If the provider and counsel are unable to settle the case after the compliance conference, the matter proceeds to a hearing before an Administrative Law Judge (ALJ). This hearing is very similar to a court proceeding and both sides, the provider and the AG's office, will present their cases: calling witness, presenting evidence, etc. Obviously, at this point a competent healthcare attorney is a necessity in order to effectively argue the provider's case before the ALJ.
Based upon the evidence at hearing the ALJ will make a ruling that serves as a recommendation for the BHP's relevant board (medicine, dental, nursing, pharmacy, etc.). The Board will meet and decide whether to adopt the ALJ's recommendation and, if the ALJ rules that the provider has violated the Public Health Code, whether to discipline the provider for this violation.
If, at any point in this process after the AG's office files an administrative complaint, the BHP imposes discipline upon the provider, there is significant risk that the BHP will be required to report the adverse action to the NPDB, which serves as a kind of "permanent record" for providers, accessible to employers, payors and the government. This adverse action will stay on the NPDB's record for a substantial amount of time, and can result in a provider being unable to be credentialed for employers and payors, and cause the provider even more stress and cost trying to fight the NPDB report.
What is the Process for Appealing a Medical Staff Determiation?
Many times, a provider will learn about an investigation by the Medical Executive Committee (MEC) of a hospital, or a similarly named oversight committee and attempt to defend him or herself against allegations of, for example, sub-par patient care, or substance diversion.

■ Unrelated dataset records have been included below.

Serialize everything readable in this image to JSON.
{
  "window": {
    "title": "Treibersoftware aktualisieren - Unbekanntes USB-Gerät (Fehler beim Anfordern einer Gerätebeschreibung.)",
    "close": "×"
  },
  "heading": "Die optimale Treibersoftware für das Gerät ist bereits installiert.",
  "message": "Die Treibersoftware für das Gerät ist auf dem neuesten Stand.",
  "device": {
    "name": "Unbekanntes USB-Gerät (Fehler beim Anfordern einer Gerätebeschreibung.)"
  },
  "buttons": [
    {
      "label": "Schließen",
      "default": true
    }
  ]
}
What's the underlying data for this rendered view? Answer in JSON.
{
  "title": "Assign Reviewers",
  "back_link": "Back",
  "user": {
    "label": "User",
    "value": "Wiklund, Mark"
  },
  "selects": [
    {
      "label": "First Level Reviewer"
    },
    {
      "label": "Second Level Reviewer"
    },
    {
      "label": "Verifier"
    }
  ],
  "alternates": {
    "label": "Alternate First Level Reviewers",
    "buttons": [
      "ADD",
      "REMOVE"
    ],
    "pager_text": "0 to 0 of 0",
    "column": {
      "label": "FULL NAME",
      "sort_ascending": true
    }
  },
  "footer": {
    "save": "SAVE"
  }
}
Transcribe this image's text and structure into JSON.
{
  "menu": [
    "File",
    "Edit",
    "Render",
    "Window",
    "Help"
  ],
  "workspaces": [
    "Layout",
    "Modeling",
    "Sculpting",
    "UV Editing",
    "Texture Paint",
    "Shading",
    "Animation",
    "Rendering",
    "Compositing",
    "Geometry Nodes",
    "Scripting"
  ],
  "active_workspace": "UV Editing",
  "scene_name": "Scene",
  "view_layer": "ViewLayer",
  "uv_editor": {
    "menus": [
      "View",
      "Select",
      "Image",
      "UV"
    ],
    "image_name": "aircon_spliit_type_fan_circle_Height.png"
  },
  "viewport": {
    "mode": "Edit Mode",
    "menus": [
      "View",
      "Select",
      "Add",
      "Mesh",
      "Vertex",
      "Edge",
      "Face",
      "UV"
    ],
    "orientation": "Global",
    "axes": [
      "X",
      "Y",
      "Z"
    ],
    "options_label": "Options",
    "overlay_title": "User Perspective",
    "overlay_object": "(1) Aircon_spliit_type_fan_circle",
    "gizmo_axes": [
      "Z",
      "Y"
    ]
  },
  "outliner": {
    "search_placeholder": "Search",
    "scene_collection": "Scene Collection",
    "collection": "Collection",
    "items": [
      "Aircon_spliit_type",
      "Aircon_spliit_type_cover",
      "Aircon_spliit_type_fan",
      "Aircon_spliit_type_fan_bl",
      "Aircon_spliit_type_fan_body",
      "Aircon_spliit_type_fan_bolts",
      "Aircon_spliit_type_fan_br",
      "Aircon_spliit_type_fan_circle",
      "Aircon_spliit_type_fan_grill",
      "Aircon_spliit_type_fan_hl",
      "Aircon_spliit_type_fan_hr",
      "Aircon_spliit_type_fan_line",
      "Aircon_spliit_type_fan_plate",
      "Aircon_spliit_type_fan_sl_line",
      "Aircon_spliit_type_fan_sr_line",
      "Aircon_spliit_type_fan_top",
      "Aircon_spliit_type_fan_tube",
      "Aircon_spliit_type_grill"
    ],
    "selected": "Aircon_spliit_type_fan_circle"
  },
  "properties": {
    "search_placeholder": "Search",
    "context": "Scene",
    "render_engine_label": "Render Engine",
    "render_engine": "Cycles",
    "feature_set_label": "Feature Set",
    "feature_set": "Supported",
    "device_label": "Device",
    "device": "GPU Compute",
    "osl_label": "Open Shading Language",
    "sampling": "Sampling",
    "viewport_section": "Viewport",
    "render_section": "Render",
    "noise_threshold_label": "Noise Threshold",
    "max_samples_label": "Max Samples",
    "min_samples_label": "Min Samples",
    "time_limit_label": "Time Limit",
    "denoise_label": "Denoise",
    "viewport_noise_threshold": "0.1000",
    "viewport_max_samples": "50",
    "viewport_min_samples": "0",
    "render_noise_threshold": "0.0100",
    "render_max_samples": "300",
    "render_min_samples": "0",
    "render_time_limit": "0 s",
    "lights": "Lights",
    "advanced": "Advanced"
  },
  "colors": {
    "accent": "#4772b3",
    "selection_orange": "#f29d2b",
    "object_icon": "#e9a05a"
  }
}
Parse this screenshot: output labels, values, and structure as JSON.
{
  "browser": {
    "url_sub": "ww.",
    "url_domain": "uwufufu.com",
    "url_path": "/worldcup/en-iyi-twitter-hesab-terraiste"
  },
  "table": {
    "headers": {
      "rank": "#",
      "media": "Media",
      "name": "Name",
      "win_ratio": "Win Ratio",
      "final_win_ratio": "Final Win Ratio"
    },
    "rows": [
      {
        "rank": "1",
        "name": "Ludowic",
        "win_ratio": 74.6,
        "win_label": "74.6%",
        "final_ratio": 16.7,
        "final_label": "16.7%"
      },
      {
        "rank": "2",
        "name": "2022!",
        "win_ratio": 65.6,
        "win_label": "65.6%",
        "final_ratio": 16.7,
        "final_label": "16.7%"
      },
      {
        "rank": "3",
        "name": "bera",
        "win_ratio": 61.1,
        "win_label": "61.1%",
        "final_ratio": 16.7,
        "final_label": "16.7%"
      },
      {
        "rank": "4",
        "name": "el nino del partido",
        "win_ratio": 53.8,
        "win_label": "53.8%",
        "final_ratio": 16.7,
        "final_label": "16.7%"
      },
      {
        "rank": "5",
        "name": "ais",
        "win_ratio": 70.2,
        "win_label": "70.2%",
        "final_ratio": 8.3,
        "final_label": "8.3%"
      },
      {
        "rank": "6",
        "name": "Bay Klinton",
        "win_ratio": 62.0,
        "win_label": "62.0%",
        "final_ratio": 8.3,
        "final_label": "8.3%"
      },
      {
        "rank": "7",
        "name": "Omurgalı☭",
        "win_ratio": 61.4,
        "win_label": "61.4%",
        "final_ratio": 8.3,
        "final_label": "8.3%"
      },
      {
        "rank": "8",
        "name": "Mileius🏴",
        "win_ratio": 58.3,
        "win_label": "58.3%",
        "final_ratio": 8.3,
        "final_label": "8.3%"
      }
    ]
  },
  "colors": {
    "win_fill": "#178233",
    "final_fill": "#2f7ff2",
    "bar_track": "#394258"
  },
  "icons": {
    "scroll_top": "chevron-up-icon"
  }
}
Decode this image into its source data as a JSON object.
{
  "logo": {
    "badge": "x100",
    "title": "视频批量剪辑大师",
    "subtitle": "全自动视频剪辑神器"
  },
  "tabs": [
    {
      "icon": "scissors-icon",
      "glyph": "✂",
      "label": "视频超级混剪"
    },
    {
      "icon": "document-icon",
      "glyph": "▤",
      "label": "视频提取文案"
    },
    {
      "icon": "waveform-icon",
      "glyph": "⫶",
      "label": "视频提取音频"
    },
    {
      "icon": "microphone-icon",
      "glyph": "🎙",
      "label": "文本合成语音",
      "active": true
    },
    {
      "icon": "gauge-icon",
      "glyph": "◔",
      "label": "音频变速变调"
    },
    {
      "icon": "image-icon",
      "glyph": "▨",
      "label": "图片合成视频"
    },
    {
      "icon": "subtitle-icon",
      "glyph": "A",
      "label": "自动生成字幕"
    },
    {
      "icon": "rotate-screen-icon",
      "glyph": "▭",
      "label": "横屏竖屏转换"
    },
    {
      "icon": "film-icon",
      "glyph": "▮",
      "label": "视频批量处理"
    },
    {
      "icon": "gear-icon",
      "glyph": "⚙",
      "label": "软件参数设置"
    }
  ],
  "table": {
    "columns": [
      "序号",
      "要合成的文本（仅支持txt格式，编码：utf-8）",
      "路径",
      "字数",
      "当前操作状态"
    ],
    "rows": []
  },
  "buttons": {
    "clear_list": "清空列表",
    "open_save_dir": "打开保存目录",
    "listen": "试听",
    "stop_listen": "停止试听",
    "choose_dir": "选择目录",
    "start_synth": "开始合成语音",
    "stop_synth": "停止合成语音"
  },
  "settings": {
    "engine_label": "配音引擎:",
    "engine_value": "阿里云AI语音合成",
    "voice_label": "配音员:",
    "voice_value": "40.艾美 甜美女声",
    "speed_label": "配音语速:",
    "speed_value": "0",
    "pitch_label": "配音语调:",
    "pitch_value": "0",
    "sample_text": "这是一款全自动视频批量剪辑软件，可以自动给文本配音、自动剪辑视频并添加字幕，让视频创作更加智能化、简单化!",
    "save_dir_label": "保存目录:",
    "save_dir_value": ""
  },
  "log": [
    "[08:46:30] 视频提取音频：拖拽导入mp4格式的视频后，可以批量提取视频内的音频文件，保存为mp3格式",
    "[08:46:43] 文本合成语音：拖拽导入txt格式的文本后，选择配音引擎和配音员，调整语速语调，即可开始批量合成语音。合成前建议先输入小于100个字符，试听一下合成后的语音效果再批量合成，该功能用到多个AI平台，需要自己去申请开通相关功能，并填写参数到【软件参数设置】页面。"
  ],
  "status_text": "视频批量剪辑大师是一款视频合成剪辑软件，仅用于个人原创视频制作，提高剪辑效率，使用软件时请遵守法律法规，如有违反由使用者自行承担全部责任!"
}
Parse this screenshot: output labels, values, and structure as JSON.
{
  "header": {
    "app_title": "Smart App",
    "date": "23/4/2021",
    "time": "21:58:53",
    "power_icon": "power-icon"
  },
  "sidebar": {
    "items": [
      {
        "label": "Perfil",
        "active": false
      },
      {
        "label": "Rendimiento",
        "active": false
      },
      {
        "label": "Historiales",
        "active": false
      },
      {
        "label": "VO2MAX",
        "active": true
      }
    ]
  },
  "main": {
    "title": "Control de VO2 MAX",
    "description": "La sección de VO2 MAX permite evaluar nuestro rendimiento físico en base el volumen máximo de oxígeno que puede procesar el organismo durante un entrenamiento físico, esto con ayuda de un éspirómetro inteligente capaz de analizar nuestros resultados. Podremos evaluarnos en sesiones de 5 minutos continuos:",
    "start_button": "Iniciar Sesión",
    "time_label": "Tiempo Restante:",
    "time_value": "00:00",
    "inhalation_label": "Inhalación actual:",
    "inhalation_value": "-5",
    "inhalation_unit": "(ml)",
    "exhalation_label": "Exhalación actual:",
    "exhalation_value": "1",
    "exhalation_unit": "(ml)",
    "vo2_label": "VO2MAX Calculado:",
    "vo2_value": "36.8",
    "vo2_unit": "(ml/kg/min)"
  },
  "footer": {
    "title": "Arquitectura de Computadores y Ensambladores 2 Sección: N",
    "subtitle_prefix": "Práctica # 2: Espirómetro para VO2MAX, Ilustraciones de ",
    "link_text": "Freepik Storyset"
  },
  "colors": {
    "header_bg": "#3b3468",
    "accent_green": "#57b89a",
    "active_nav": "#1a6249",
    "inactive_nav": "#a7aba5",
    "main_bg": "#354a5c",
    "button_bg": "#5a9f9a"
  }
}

Normally, hospitals' fair hearing procedures allow a hearing before the MEC, or its designated panel, and explicitly allow a provider to be represented by counsel. These procedures allow usually allow for the calling of witness and the presentation of evidence. If the MEC rules against a physician, the physician is generally allowed at least one level of appeal within the hospital system.